PyeongChang Rejects North Korea's Bid To Co-Host 2018 Winter Olympics
Organizers of the 2018 PyeongChang Winter Olympics made it clear that "they have no intention of splitting Olympic skiing events with North Korea," according to Jung Min-ho of the KOREA TIMES. North Korea IOC representative Chang Ung suggested that the country’s Masik ski resort, more than 300km away from PyeongChang, "could be used as a competition venue once construction is completed." Officials at PyeongChang, however, said Chang’s idea would be “practically impossible’’ (KOREA TIMES, 9/4). In Seoul, Oliver Hotham reported PyeongChang organizers argue that rule 34 of the IOC’s Olympic Charter stipulates that "events must take place in the host city, unless the IOC Executive Board allows it." Other cities can only host events on an “exceptional basis,” and the organizers warned that it "would be impractical to host events" in North Korea. Honorary Senior Research Fellow in Sociology and Modern Korea Leeds University Aidan Foster-Carter said while “a lot can happen in five years,” for the North to host any event it “would really have to clean up its act.” This "is not the first time North Koreans have expressed a desire to split the 2018 games with the South." When PyeongChang was first granted the right to host the games in '11, North Korean spokesperson Chang Ung said that "he hoped both Koreas could host the games" (NK NEWS, 9/4).

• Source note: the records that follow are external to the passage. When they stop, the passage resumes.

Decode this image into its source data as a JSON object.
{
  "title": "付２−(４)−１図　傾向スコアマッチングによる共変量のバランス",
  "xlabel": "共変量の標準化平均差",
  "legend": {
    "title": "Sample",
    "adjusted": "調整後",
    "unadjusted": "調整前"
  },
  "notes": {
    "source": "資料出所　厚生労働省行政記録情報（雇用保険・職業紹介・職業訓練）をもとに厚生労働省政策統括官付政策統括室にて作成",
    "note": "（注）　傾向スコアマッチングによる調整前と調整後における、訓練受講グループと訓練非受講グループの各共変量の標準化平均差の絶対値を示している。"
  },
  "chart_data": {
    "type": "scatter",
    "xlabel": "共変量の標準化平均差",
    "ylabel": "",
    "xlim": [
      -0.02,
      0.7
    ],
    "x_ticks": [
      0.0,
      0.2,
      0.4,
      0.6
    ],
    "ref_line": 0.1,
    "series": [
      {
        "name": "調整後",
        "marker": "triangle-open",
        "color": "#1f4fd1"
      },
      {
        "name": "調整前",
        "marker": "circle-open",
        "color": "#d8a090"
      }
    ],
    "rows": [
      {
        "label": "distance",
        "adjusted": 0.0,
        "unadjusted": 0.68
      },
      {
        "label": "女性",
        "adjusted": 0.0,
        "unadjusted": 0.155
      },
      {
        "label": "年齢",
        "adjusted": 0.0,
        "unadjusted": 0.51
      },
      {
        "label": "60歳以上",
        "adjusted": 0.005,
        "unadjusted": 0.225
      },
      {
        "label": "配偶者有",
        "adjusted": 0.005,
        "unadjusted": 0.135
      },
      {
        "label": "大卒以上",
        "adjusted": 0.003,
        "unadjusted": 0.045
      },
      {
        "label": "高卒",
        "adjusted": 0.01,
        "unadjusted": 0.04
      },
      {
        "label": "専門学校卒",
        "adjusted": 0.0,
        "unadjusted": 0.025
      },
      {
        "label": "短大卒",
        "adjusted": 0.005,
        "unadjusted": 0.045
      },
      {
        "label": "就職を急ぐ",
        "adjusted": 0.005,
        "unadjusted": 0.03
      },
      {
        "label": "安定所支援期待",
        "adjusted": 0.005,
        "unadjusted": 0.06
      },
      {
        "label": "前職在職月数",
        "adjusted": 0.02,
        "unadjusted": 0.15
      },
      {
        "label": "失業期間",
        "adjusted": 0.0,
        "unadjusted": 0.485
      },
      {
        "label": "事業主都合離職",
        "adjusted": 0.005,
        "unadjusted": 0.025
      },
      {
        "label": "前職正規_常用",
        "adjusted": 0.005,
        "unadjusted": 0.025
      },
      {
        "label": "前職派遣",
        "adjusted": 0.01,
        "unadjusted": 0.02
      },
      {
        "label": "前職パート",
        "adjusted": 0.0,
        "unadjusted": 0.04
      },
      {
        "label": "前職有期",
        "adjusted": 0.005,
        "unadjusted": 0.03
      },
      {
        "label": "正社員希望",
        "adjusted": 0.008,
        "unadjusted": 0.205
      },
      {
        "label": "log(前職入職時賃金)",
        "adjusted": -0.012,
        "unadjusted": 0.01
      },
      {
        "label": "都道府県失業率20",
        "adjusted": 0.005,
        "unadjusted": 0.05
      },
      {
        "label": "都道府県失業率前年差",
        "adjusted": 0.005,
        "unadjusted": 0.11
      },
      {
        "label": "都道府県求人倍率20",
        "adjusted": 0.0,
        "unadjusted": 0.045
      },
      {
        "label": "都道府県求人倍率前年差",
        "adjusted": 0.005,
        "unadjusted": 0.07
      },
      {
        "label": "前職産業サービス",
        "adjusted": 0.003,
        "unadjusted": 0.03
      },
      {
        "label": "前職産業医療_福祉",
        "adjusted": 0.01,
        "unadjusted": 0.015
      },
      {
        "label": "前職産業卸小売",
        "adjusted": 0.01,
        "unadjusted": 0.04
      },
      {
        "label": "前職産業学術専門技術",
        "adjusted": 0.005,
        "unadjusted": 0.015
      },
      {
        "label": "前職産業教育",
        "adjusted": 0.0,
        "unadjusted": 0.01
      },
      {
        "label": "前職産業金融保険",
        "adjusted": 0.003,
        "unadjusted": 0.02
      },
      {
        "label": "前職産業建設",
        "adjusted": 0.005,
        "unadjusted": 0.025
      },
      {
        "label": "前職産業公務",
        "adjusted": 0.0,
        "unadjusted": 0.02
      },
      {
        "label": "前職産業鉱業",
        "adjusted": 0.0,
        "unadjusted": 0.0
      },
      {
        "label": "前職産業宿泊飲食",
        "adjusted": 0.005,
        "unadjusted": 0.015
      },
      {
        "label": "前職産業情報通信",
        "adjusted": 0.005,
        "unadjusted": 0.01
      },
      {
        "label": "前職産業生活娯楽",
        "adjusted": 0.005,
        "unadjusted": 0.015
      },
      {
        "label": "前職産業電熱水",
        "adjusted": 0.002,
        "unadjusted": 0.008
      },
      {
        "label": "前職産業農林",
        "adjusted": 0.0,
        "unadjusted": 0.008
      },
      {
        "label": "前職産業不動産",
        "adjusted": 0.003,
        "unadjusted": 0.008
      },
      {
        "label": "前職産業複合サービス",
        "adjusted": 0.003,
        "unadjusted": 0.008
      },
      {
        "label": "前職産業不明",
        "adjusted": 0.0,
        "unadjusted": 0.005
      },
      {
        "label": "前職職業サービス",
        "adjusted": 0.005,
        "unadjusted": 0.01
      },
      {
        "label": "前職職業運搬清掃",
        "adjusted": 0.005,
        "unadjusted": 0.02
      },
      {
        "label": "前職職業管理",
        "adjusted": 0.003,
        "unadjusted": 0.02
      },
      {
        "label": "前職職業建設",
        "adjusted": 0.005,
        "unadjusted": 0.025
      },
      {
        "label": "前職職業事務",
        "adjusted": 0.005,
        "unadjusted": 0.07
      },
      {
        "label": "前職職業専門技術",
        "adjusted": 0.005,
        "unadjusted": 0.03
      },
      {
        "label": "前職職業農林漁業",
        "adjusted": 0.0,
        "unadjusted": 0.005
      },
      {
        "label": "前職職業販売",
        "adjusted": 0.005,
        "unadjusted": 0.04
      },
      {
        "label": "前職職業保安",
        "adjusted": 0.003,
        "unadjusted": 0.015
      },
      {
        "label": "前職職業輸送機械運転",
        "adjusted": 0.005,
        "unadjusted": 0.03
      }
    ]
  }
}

ROGGE AGAINST MOVE: REUTERS' Kim & Lee reported IOC President Jacques Rogge "has previously expressed opposition to co-hosting events with North Korea," saying in '11 that the IOC "would consider allowing the two Koreas to march together at the 2018 opening ceremony but not to share events." Rogge: "As far as spreading venues between the two countries, that is something we do not consider under the current Olympic Charter." Chang told U.S. funded broadcaster Voice of America that "the Masik resort could possibly hold 2018 events if an agreement could be reached." Chang: "When construction is complete, it (Masik) can be used in an international event and possibly in the Olympic Games." Chang acknowledged, however, that "it was not a simple decision to make and that there would have to be complex discussions among several bodies such as the IOC and International Ski Federation to assess the possibility" (REUTERS, 9/4).